The politics of broadband in California are largely driven by the campaign cash that incumbent telephone and cable companies – and sometimes the unions representing their employees – stuff into the pockets of senators and assembly members. That influence is moderated by the energetic, but often futile efforts of broadband activists across the state. So it was with assembly bill 1665, which is on its way to governor Brown’s desk.
If he signs it, AB 1665 will transform the California Advanced Services Fund (CASF) from a useful source of capital for broadband companies that aim to inject at least a little competition into California’s highly concentrated, sclerotic broadband market into a $300 million slush fund, mostly for telcos with rural monopolies, like AT&T and Frontier, but also allowing a taste for cable companies, like Comcast and Charter.
The fight against the pork barrel that AB 1665 became was led by a loose coalition of regional broadband consortia representing largely rural, coastal areas, beginning at Del Norte County on the Oregon border and running south through Monterey County, skipping San Francisco and San Mateo counties, which have stayed out of the fray. Independent Internet service providers and the umbrella organisation which represents many of them – CISPA – were also on the front line.
Their reaction was swift to the lopsided votes that put AB 1665 on track to become California law. You can read a running compilation here, but Sean McLaughlin, the executive director of Access Humboldt put it well…

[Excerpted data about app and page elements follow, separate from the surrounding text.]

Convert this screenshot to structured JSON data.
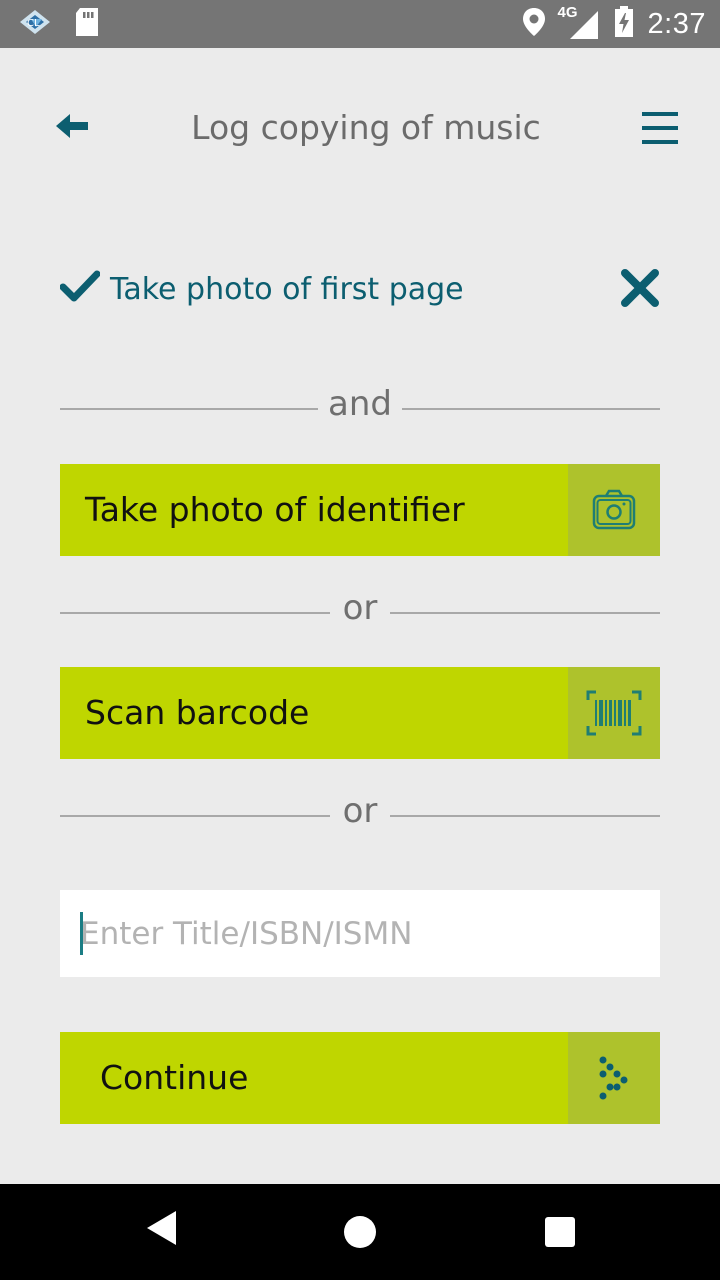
{
  "status_bar": {
    "time": "2:37",
    "network": "4G",
    "icons": [
      "app-notification-icon",
      "sd-card-icon",
      "location-icon",
      "signal-icon",
      "battery-charging-icon"
    ]
  },
  "header": {
    "title": "Log copying of music",
    "back_icon": "back-arrow-icon",
    "menu_icon": "hamburger-menu-icon"
  },
  "completed_step": {
    "label": "Take photo of first page",
    "check_icon": "checkmark-icon",
    "remove_icon": "close-icon"
  },
  "separators": {
    "and": "and",
    "or_1": "or",
    "or_2": "or"
  },
  "actions": {
    "photo_identifier": {
      "label": "Take photo of identifier",
      "icon": "camera-icon"
    },
    "scan_barcode": {
      "label": "Scan barcode",
      "icon": "barcode-scan-icon"
    },
    "continue": {
      "label": "Continue",
      "icon": "dotted-arrow-icon"
    }
  },
  "search": {
    "placeholder": "Enter Title/ISBN/ISMN",
    "value": ""
  },
  "nav_bar": {
    "icons": [
      "back-triangle-icon",
      "home-circle-icon",
      "recents-square-icon"
    ]
  },
  "colors": {
    "accent_green": "#bfd600",
    "icon_box_green": "#aec22c",
    "teal": "#0c5e70",
    "background": "#ebebeb"
  }
}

Sadly, in AB 1665 public interests have been subverted to benefit private interests. We know that the broadband provider industry, rooted in a history of monopoly dominance over the telecommunications marketplace, has captured our legislature when a thoughtful proposal for public support to bridge the digital divide is perverted into a thoughtless gift to private interests.
The official vote tallies notwithstanding – politics is a complicated sport – several lawmakers stood against the tide of lobbyist cash and love. First among them was senator Mike McGuire (D – Healdsburg), who challenged the conventional, campaign contribution-centric wisdom at the California capitol and openly opposed AB 1665.
Senate majority leader Bill Monning (D – Monterey) refused to vote in favor of the bill. Assemblymen Mark Stone (D – Santa Cruz) and Marc Levine (D – San Rafael) signed on as co-authors months ago in the hope of reaching a sane result, and then conspicuously withdrew their names when the pork turned rancid. They all deserve thanks.
Several – but not all – republicans opposed AB 1665. Assemblyman Randy Voepel (R – Santee), who previously endorsed an independent CASF proposal in his district, voted no and was joined by seven of his assembly colleagues, most from southern California’s Axis of Anita Bryant, but also including Jordan Cunningham from San Luis Obispo.
The war isn’t quite over. Broadband advocates will make their case to Brown, and then wait. He has until 15 October 2017 to decide.
I’m part of that loose coalition. I’m involved and not making any apologies. Take it for what it’s worth.